DIRECTIONS:
In full and exactly, please return the records, but keep out the pictures.

DATA TO PROCESS Block Start

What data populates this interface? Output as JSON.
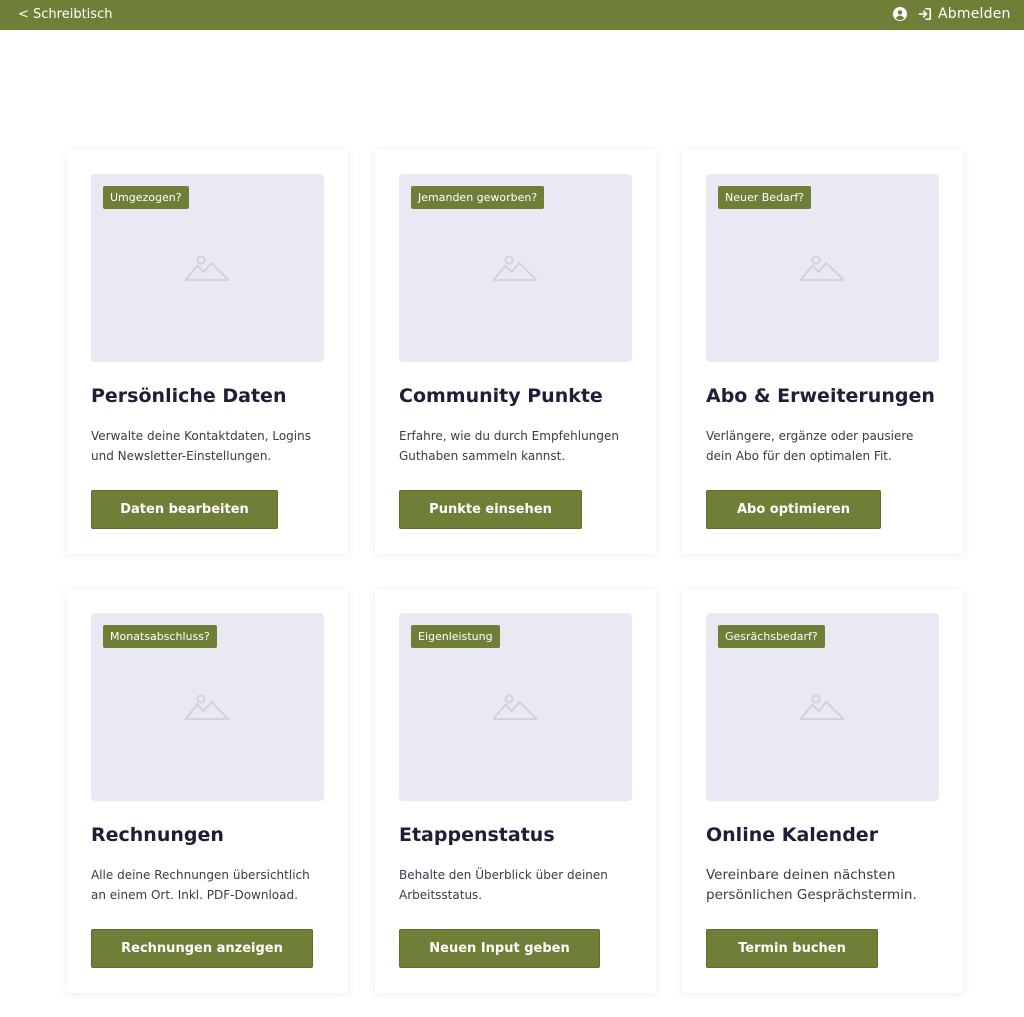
{
  "topbar": {
    "back_label": "< Schreibtisch",
    "user_icon": "user-circle-icon",
    "logout_icon": "sign-in-icon",
    "logout_label": "Abmelden",
    "bg_color": "#6f7f37"
  },
  "colors": {
    "accent": "#6f7f37",
    "thumb_bg": "#e9e9f4",
    "title": "#1e1e38"
  },
  "cards": [
    {
      "badge": "Umgezogen?",
      "title": "Persönliche Daten",
      "description": "Verwalte deine Kontaktdaten, Logins und Newsletter-Einstellungen.",
      "button": "Daten bearbeiten",
      "image_icon": "image-placeholder-icon"
    },
    {
      "badge": "Jemanden geworben?",
      "title": "Community Punkte",
      "description": "Erfahre, wie du durch Empfehlungen Guthaben sammeln kannst.",
      "button": "Punkte einsehen",
      "image_icon": "image-placeholder-icon"
    },
    {
      "badge": "Neuer Bedarf?",
      "title": "Abo & Erweiterungen",
      "description": "Verlängere, ergänze oder pausiere dein Abo für den optimalen Fit.",
      "button": "Abo optimieren",
      "image_icon": "image-placeholder-icon"
    },
    {
      "badge": "Monatsabschluss?",
      "title": "Rechnungen",
      "description": "Alle deine Rechnungen übersichtlich an einem Ort. Inkl. PDF-Download.",
      "button": "Rechnungen anzeigen",
      "image_icon": "image-placeholder-icon"
    },
    {
      "badge": "Eigenleistung",
      "title": "Etappenstatus",
      "description": "Behalte den Überblick über deinen Arbeitsstatus.",
      "button": "Neuen Input geben",
      "image_icon": "image-placeholder-icon"
    },
    {
      "badge": "Gesrächsbedarf?",
      "title": "Online Kalender",
      "description": "Vereinbare deinen nächsten persönlichen Gesprächstermin.",
      "button": "Termin buchen",
      "image_icon": "image-placeholder-icon"
    }
  ]
}
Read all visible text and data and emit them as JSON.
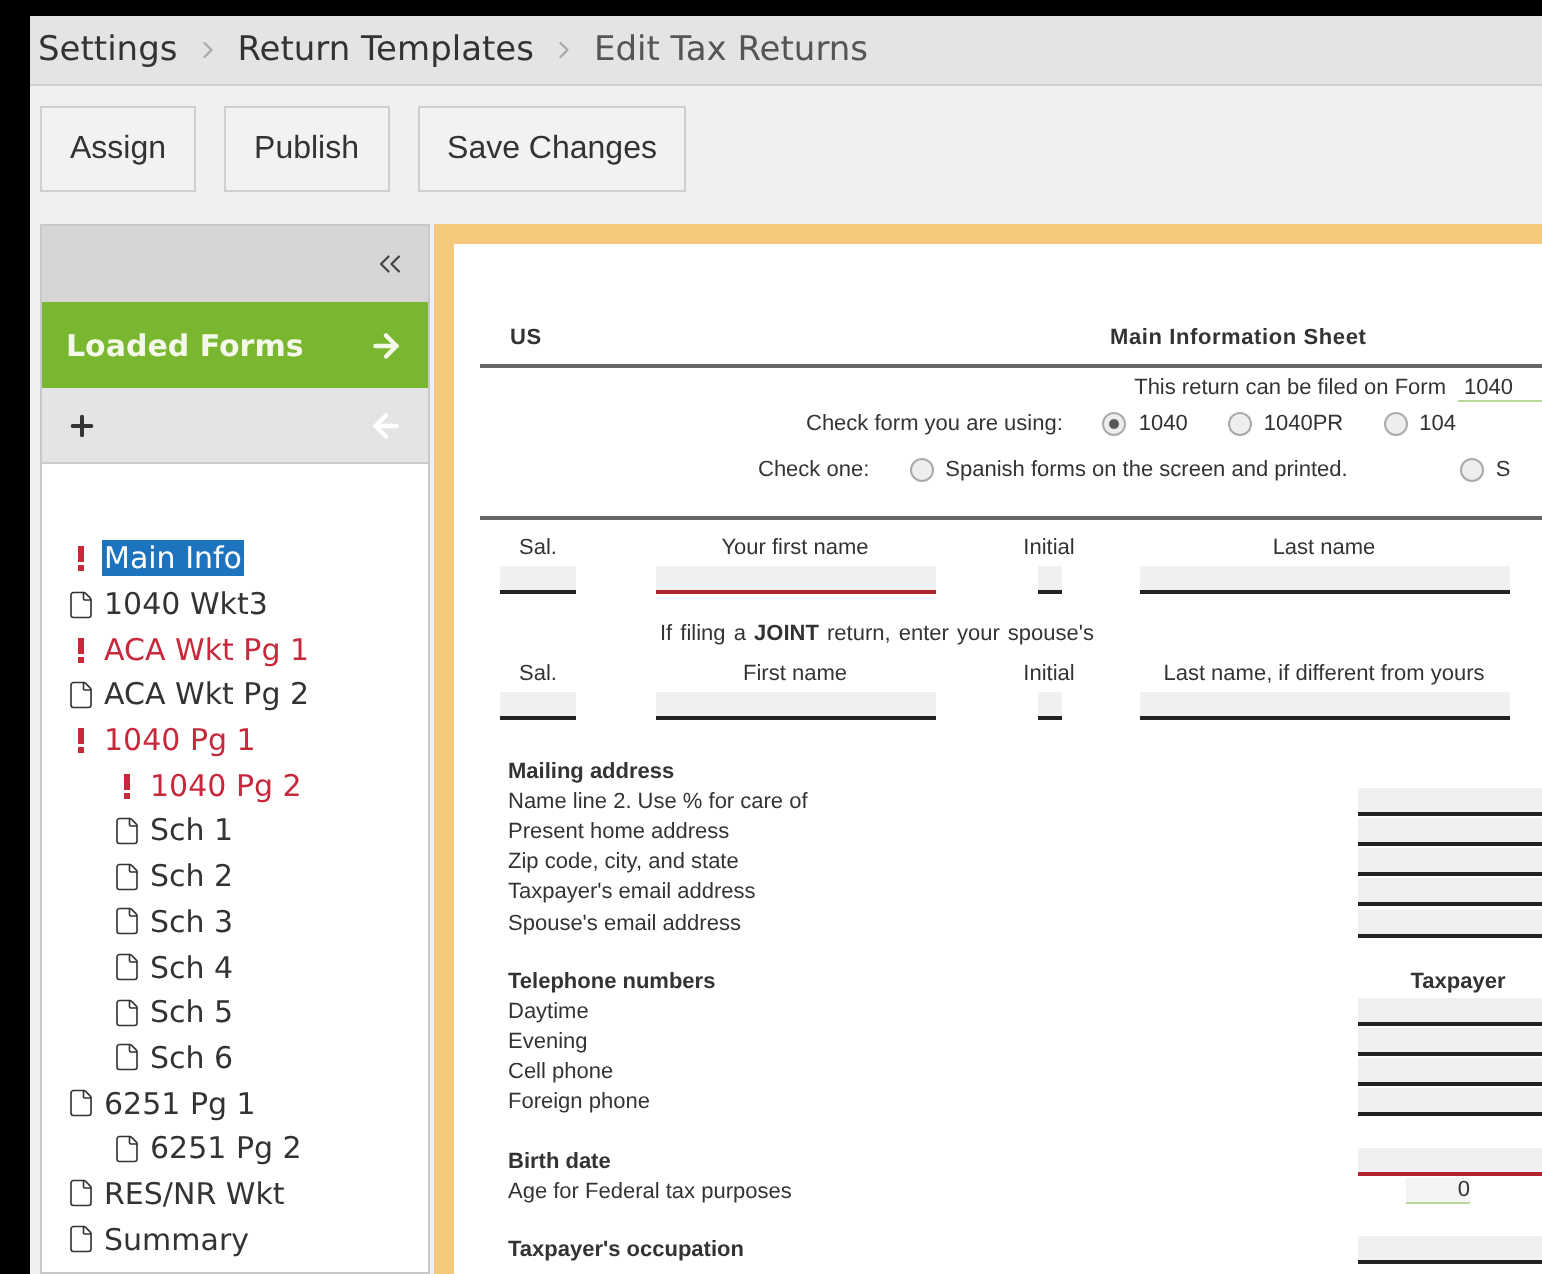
{
  "breadcrumbs": [
    {
      "label": "Settings",
      "current": false
    },
    {
      "label": "Return Templates",
      "current": false
    },
    {
      "label": "Edit Tax Returns",
      "current": true
    }
  ],
  "toolbar": [
    "Assign",
    "Publish",
    "Save Changes"
  ],
  "sidebar": {
    "title": "Loaded Forms",
    "items": [
      {
        "label": "Main Info",
        "kind": "error",
        "selected": true
      },
      {
        "label": "1040 Wkt3",
        "kind": "form",
        "selected": false
      },
      {
        "label": "ACA Wkt Pg 1",
        "kind": "error",
        "selected": false
      },
      {
        "label": "ACA Wkt Pg 2",
        "kind": "form",
        "selected": false
      },
      {
        "label": "1040 Pg 1",
        "kind": "error",
        "selected": false,
        "children": [
          {
            "label": "1040 Pg 2",
            "kind": "error",
            "selected": false
          },
          {
            "label": "Sch 1",
            "kind": "form",
            "selected": false
          },
          {
            "label": "Sch 2",
            "kind": "form",
            "selected": false
          },
          {
            "label": "Sch 3",
            "kind": "form",
            "selected": false
          },
          {
            "label": "Sch 4",
            "kind": "form",
            "selected": false
          },
          {
            "label": "Sch 5",
            "kind": "form",
            "selected": false
          },
          {
            "label": "Sch 6",
            "kind": "form",
            "selected": false
          }
        ]
      },
      {
        "label": "6251 Pg 1",
        "kind": "form",
        "selected": false,
        "children": [
          {
            "label": "6251 Pg 2",
            "kind": "form",
            "selected": false
          }
        ]
      },
      {
        "label": "RES/NR Wkt",
        "kind": "form",
        "selected": false
      },
      {
        "label": "Summary",
        "kind": "form",
        "selected": false
      }
    ]
  },
  "form": {
    "jurisdiction": "US",
    "title": "Main Information Sheet",
    "filed_on": {
      "label": "This return can be filed on Form",
      "value": "1040"
    },
    "check_form": {
      "label": "Check form you are using:",
      "options": [
        {
          "label": "1040",
          "selected": true
        },
        {
          "label": "1040PR",
          "selected": false
        },
        {
          "label": "104",
          "selected": false
        }
      ]
    },
    "check_one": {
      "label": "Check one:",
      "options": [
        {
          "label": "Spanish forms on the screen and printed.",
          "selected": false
        },
        {
          "label": "S",
          "selected": false
        }
      ]
    },
    "name_row": {
      "columns": [
        {
          "label": "Sal.",
          "required": false
        },
        {
          "label": "Your first name",
          "required": true
        },
        {
          "label": "Initial",
          "required": false
        },
        {
          "label": "Last name",
          "required": false
        }
      ]
    },
    "spouse_row": {
      "note": "If filing a  **JOINT**  return, enter your spouse's",
      "columns": [
        {
          "label": "Sal.",
          "required": false
        },
        {
          "label": "First name",
          "required": false
        },
        {
          "label": "Initial",
          "required": false
        },
        {
          "label": "Last name, if different from yours",
          "required": false
        }
      ]
    },
    "sections": [
      {
        "heading": "Mailing address",
        "rows": [
          {
            "label": "Name line 2. Use % for care of",
            "kind": "entry"
          },
          {
            "label": "Present home address",
            "kind": "entry"
          },
          {
            "label": "Zip code, city, and state",
            "kind": "entry"
          },
          {
            "label": "Taxpayer's email address",
            "kind": "entry"
          },
          {
            "label": "Spouse's email address",
            "kind": "entry"
          }
        ]
      },
      {
        "heading": "Telephone numbers",
        "column": "Taxpayer",
        "rows": [
          {
            "label": "Daytime",
            "kind": "entry"
          },
          {
            "label": "Evening",
            "kind": "entry"
          },
          {
            "label": "Cell phone",
            "kind": "entry"
          },
          {
            "label": "Foreign phone",
            "kind": "entry"
          }
        ]
      },
      {
        "heading": "Birth date",
        "kind": "entry",
        "required": true,
        "rows": [
          {
            "label": "Age for Federal tax purposes",
            "kind": "computed",
            "value": "0"
          }
        ]
      },
      {
        "heading": "Taxpayer's occupation",
        "kind": "entry"
      }
    ]
  }
}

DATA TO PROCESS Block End

RESPONSE TO THIS TASK:
What data populates this interface? Output as JSON.
{
  "topbar": {
    "back_label": "< Schreibtisch",
    "user_icon": "user-circle-icon",
    "logout_icon": "sign-in-icon",
    "logout_label": "Abmelden",
    "bg_color": "#6f7f37"
  },
  "colors": {
    "accent": "#6f7f37",
    "thumb_bg": "#e9e9f4",
    "title": "#1e1e38"
  },
  "cards": [
    {
      "badge": "Umgezogen?",
      "title": "Persönliche Daten",
      "description": "Verwalte deine Kontaktdaten, Logins und Newsletter-Einstellungen.",
      "button": "Daten bearbeiten",
      "image_icon": "image-placeholder-icon"
    },
    {
      "badge": "Jemanden geworben?",
      "title": "Community Punkte",
      "description": "Erfahre, wie du durch Empfehlungen Guthaben sammeln kannst.",
      "button": "Punkte einsehen",
      "image_icon": "image-placeholder-icon"
    },
    {
      "badge": "Neuer Bedarf?",
      "title": "Abo & Erweiterungen",
      "description": "Verlängere, ergänze oder pausiere dein Abo für den optimalen Fit.",
      "button": "Abo optimieren",
      "image_icon": "image-placeholder-icon"
    },
    {
      "badge": "Monatsabschluss?",
      "title": "Rechnungen",
      "description": "Alle deine Rechnungen übersichtlich an einem Ort. Inkl. PDF-Download.",
      "button": "Rechnungen anzeigen",
      "image_icon": "image-placeholder-icon"
    },
    {
      "badge": "Eigenleistung",
      "title": "Etappenstatus",
      "description": "Behalte den Überblick über deinen Arbeitsstatus.",
      "button": "Neuen Input geben",
      "image_icon": "image-placeholder-icon"
    },
    {
      "badge": "Gesrächsbedarf?",
      "title": "Online Kalender",
      "description": "Vereinbare deinen nächsten persönlichen Gesprächstermin.",
      "button": "Termin buchen",
      "image_icon": "image-placeholder-icon"
    }
  ]
}
Read all visible text and data and emit them as JSON.
{
  "breadcrumbs": [
    {
      "label": "Settings",
      "current": false
    },
    {
      "label": "Return Templates",
      "current": false
    },
    {
      "label": "Edit Tax Returns",
      "current": true
    }
  ],
  "toolbar": [
    "Assign",
    "Publish",
    "Save Changes"
  ],
  "sidebar": {
    "title": "Loaded Forms",
    "items": [
      {
        "label": "Main Info",
        "kind": "error",
        "selected": true
      },
      {
        "label": "1040 Wkt3",
        "kind": "form",
        "selected": false
      },
      {
        "label": "ACA Wkt Pg 1",
        "kind": "error",
        "selected": false
      },
      {
        "label": "ACA Wkt Pg 2",
        "kind": "form",
        "selected": false
      },
      {
        "label": "1040 Pg 1",
        "kind": "error",
        "selected": false,
        "children": [
          {
            "label": "1040 Pg 2",
            "kind": "error",
            "selected": false
          },
          {
            "label": "Sch 1",
            "kind": "form",
            "selected": false
          },
          {
            "label": "Sch 2",
            "kind": "form",
            "selected": false
          },
          {
            "label": "Sch 3",
            "kind": "form",
            "selected": false
          },
          {
            "label": "Sch 4",
            "kind": "form",
            "selected": false
          },
          {
            "label": "Sch 5",
            "kind": "form",
            "selected": false
          },
          {
            "label": "Sch 6",
            "kind": "form",
            "selected": false
          }
        ]
      },
      {
        "label": "6251 Pg 1",
        "kind": "form",
        "selected": false,
        "children": [
          {
            "label": "6251 Pg 2",
            "kind": "form",
            "selected": false
          }
        ]
      },
      {
        "label": "RES/NR Wkt",
        "kind": "form",
        "selected": false
      },
      {
        "label": "Summary",
        "kind": "form",
        "selected": false
      }
    ]
  },
  "form": {
    "jurisdiction": "US",
    "title": "Main Information Sheet",
    "filed_on": {
      "label": "This return can be filed on Form",
      "value": "1040"
    },
    "check_form": {
      "label": "Check form you are using:",
      "options": [
        {
          "label": "1040",
          "selected": true
        },
        {
          "label": "1040PR",
          "selected": false
        },
        {
          "label": "104",
          "selected": false
        }
      ]
    },
    "check_one": {
      "label": "Check one:",
      "options": [
        {
          "label": "Spanish forms on the screen and printed.",
          "selected": false
        },
        {
          "label": "S",
          "selected": false
        }
      ]
    },
    "name_row": {
      "columns": [
        {
          "label": "Sal.",
          "required": false
        },
        {
          "label": "Your first name",
          "required": true
        },
        {
          "label": "Initial",
          "required": false
        },
        {
          "label": "Last name",
          "required": false
        }
      ]
    },
    "spouse_row": {
      "note": "If filing a  **JOINT**  return, enter your spouse's",
      "columns": [
        {
          "label": "Sal.",
          "required": false
        },
        {
          "label": "First name",
          "required": false
        },
        {
          "label": "Initial",
          "required": false
        },
        {
          "label": "Last name, if different from yours",
          "required": false
        }
      ]
    },
    "sections": [
      {
        "heading": "Mailing address",
        "rows": [
          {
            "label": "Name line 2. Use % for care of",
            "kind": "entry"
          },
          {
            "label": "Present home address",
            "kind": "entry"
          },
          {
            "label": "Zip code, city, and state",
            "kind": "entry"
          },
          {
            "label": "Taxpayer's email address",
            "kind": "entry"
          },
          {
            "label": "Spouse's email address",
            "kind": "entry"
          }
        ]
      },
      {
        "heading": "Telephone numbers",
        "column": "Taxpayer",
        "rows": [
          {
            "label": "Daytime",
            "kind": "entry"
          },
          {
            "label": "Evening",
            "kind": "entry"
          },
          {
            "label": "Cell phone",
            "kind": "entry"
          },
          {
            "label": "Foreign phone",
            "kind": "entry"
          }
        ]
      },
      {
        "heading": "Birth date",
        "kind": "entry",
        "required": true,
        "rows": [
          {
            "label": "Age for Federal tax purposes",
            "kind": "computed",
            "value": "0"
          }
        ]
      },
      {
        "heading": "Taxpayer's occupation",
        "kind": "entry"
      }
    ]
  }
}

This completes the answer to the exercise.